We’re back in business: power kicked in for our office Saturday morning; our email server came online late that night.
Here’s our storm-delayed member alert on last Monday’s unsettling announcement that Random House and Penguin, the two largest trade book publishers in the U.S., are merging.
Although Random House has said that the combination would control 25% of the book market, that appears to significantly understate things. The companies’ share of the U.S. trade book market for fiction and narrative non-fiction likely exceeds 35%. Their share in certain submarkets is no doubt even higher. The merger merits close scrutiny from antitrust officials at the Justice Department or the FTC.
Court Approves Justice Department’s E-Book Proposal, Restoring pre-2010 Status Quo Without an Economic Study

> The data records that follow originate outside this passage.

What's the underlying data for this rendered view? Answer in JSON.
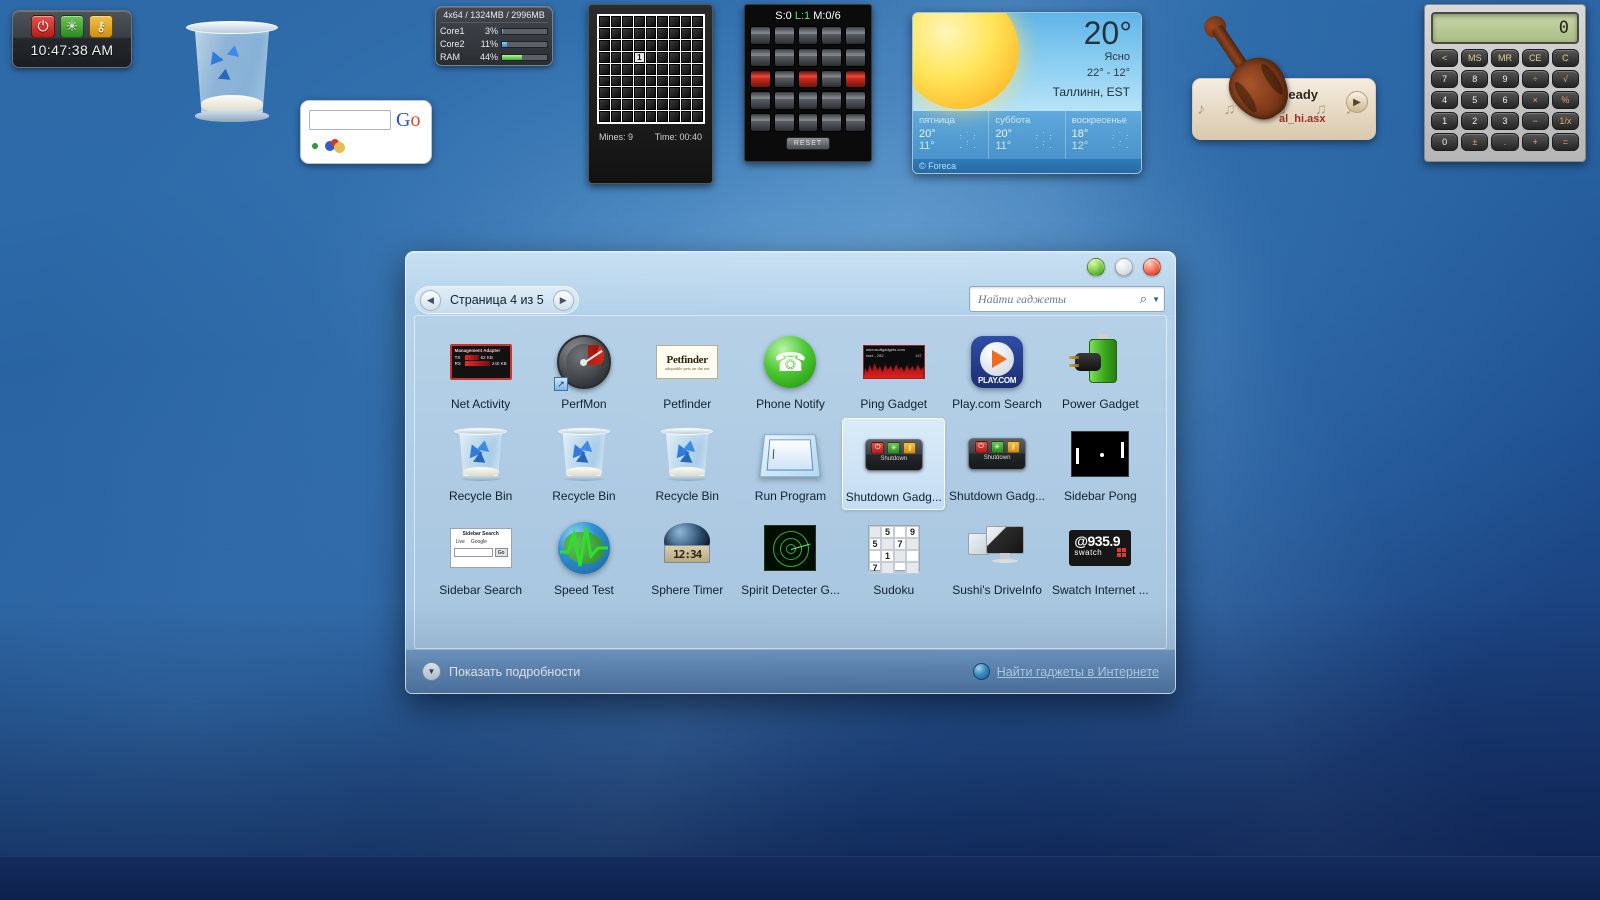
{
  "desktop": {
    "shutdown_gadget": {
      "time": "10:47:38 AM",
      "power_icon": "power-icon",
      "restart_icon": "restart-icon",
      "lock_icon": "lock-icon"
    },
    "recycle_bin_icon": "recycle-bin-icon",
    "google_gadget": {
      "input_value": "",
      "go_b": "G",
      "go_o": "o"
    },
    "perfmon_gadget": {
      "header": "4x64 / 1324MB / 2996MB",
      "rows": [
        {
          "label": "Core1",
          "value": "3%",
          "percent": 3,
          "color": "blue"
        },
        {
          "label": "Core2",
          "value": "11%",
          "percent": 11,
          "color": "blue"
        },
        {
          "label": "RAM",
          "value": "44%",
          "percent": 44,
          "color": "green"
        }
      ]
    },
    "minesweeper_gadget": {
      "mines": "Mines: 9",
      "time": "Time: 00:40",
      "revealed_cell": "1"
    },
    "lights_gadget": {
      "score": "S:0",
      "level": "L:1",
      "moves": "M:0/6",
      "reset_label": "RESET"
    },
    "weather_gadget": {
      "temp": "20°",
      "condition": "Ясно",
      "high_low": "22°  -  12°",
      "city": "Таллинн, EST",
      "provider": "© Foreca",
      "days": [
        {
          "name": "пятница",
          "high": "20°",
          "low": "11°"
        },
        {
          "name": "суббота",
          "high": "20°",
          "low": "11°"
        },
        {
          "name": "воскресенье",
          "high": "18°",
          "low": "12°"
        }
      ]
    },
    "violin_gadget": {
      "status": "Ready",
      "file": "al_hi.asx",
      "play_icon": "play-icon"
    },
    "calculator_gadget": {
      "display": "0",
      "keys": [
        "<",
        "MS",
        "MR",
        "CE",
        "C",
        "7",
        "8",
        "9",
        "÷",
        "√",
        "4",
        "5",
        "6",
        "×",
        "%",
        "1",
        "2",
        "3",
        "−",
        "1/x",
        "0",
        "±",
        ".",
        "+",
        "="
      ]
    }
  },
  "gallery": {
    "window_buttons": {
      "minimize": "minimize-button",
      "maximize": "maximize-button",
      "close": "close-button"
    },
    "pager": {
      "prev_icon": "◀",
      "label": "Страница 4 из 5",
      "next_icon": "▶"
    },
    "search": {
      "placeholder": "Найти гаджеты",
      "value": "",
      "search_icon": "search-icon",
      "chevron_icon": "▼"
    },
    "gadgets": [
      {
        "label": "Net Activity",
        "icon": "net-activity-icon",
        "selected": false
      },
      {
        "label": "PerfMon",
        "icon": "perfmon-icon",
        "selected": false
      },
      {
        "label": "Petfinder",
        "icon": "petfinder-icon",
        "selected": false
      },
      {
        "label": "Phone Notify",
        "icon": "phone-notify-icon",
        "selected": false
      },
      {
        "label": "Ping Gadget",
        "icon": "ping-gadget-icon",
        "selected": false
      },
      {
        "label": "Play.com Search",
        "icon": "play-com-icon",
        "selected": false
      },
      {
        "label": "Power Gadget",
        "icon": "power-gadget-icon",
        "selected": false
      },
      {
        "label": "Recycle Bin",
        "icon": "recycle-bin-icon",
        "selected": false
      },
      {
        "label": "Recycle Bin",
        "icon": "recycle-bin-icon",
        "selected": false
      },
      {
        "label": "Recycle Bin",
        "icon": "recycle-bin-icon",
        "selected": false
      },
      {
        "label": "Run Program",
        "icon": "run-program-icon",
        "selected": false
      },
      {
        "label": "Shutdown Gadg...",
        "icon": "shutdown-gadget-icon",
        "selected": true
      },
      {
        "label": "Shutdown Gadg...",
        "icon": "shutdown-gadget-icon",
        "selected": false
      },
      {
        "label": "Sidebar Pong",
        "icon": "sidebar-pong-icon",
        "selected": false
      },
      {
        "label": "Sidebar Search",
        "icon": "sidebar-search-icon",
        "selected": false
      },
      {
        "label": "Speed Test",
        "icon": "speed-test-icon",
        "selected": false
      },
      {
        "label": "Sphere Timer",
        "icon": "sphere-timer-icon",
        "selected": false
      },
      {
        "label": "Spirit Detecter G...",
        "icon": "spirit-detector-icon",
        "selected": false
      },
      {
        "label": "Sudoku",
        "icon": "sudoku-icon",
        "selected": false
      },
      {
        "label": "Sushi's DriveInfo",
        "icon": "drive-info-icon",
        "selected": false
      },
      {
        "label": "Swatch Internet ...",
        "icon": "swatch-icon",
        "selected": false
      }
    ],
    "icon_text": {
      "net_activity": {
        "title": "Management Adapter",
        "tx_label": "TX",
        "tx_value": "62 KB",
        "rx_label": "RX",
        "rx_value": "240 KB"
      },
      "petfinder": {
        "title": "Petfinder",
        "subtitle": "adoptable pets on the net"
      },
      "ping": {
        "host": "microsoftgadgets.com",
        "max": "max - 282",
        "cur": "147"
      },
      "play": {
        "brand": "PLAY.COM"
      },
      "shutdown": {
        "label": "Shutdown"
      },
      "sidebar_search": {
        "title": "Sidebar Search",
        "live": "Live",
        "google": "Google",
        "go": "Go"
      },
      "sphere_timer": {
        "time": "12:34"
      },
      "sudoku": {
        "cells": [
          "",
          "5",
          "",
          "9",
          "5",
          "",
          "7",
          "",
          "",
          "1",
          "",
          "",
          "7",
          "",
          "",
          ""
        ]
      },
      "swatch": {
        "beat": "@935.9",
        "brand": "swatch"
      }
    },
    "footer": {
      "details_label": "Показать подробности",
      "details_icon": "chevron-down-icon",
      "online_label": "Найти гаджеты в Интернете",
      "globe_icon": "globe-icon"
    }
  }
}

Judge Denise Cote approved the Justice Department’s controversial settlement with three major publishers — Hachette, HarperCollins, and Simon & Schuster — in a 45-page decision filed yesterday afternoon. The settlement requires the publishers to allow e-book retailers to sell their books at any price, even below cost, so long as the retailer does not lose money over a publisher’s entire e-book list over a 12-month period. The Justice Department had sued five publishers (the others are Penguin and Macmillan) and Apple this spring alleging that they had colluded to introduce “agency pricing” for e-books in 2010 with the launch of the iPad.
The Authors Guild opposed approval of the settlement, believing that the DOJ could address the alleged collusion without requiring three publishers to allow Amazon to resume predatory pricing. Amazon’s predatory pricing — selling bestselling frontlist e-book titles at a loss — had helped the online retailer gain a 90% share of the e-book market by January 2010.
Yesterday, the Authors Guild filed a motion and a proposed amicus brief with the Southern District Court of New York taking issue with the DOJ’s “narrow gauge” view of the book market in its response to the public comments submitted in the U.S. v. Apple, et al litigation.
Sen. Charles Schumer, in a strongly worded Wall Street Journal op-ed piece published today, called for the Justice Department to reconsider its e-book antitrust lawsuit, noting that “the suit could wipe out the publishing industry as we know it, making it much harder for young authors to get published.” Sen. Schumer continued:
The suit will restore Amazon to the dominant position atop the e-books market it occupied for years before competition arrived in the form of Apple. If that happens, consumers will be forced to accept whatever prices Amazon sets. All of us will lose the vibrant resources a diverse publishing universe provides. As Scott Turow, president of the Author’s Guild, has explained, the Justice Department’s suit is “grim news for everyone who cherishes a rich literary culture.”
A powerful member of the Senate Judiciary Committee gets it. A bit of welcome news, this hot summer.
The full op-ed is available here.
Test of Affiliate Program Targeted to Traditional Bookstores
Our second Booktalk Nation event features Judy Blume, who will answer questions about her life and work from Justin Case author Rachel Vail at 7 p.m. EST tonight. The 30-minute national, phone-in event is hosted by R.J. Julia Booksellers of Madison, Connecticut. Readers can sign up for the call at booktalknation.com/author/blume.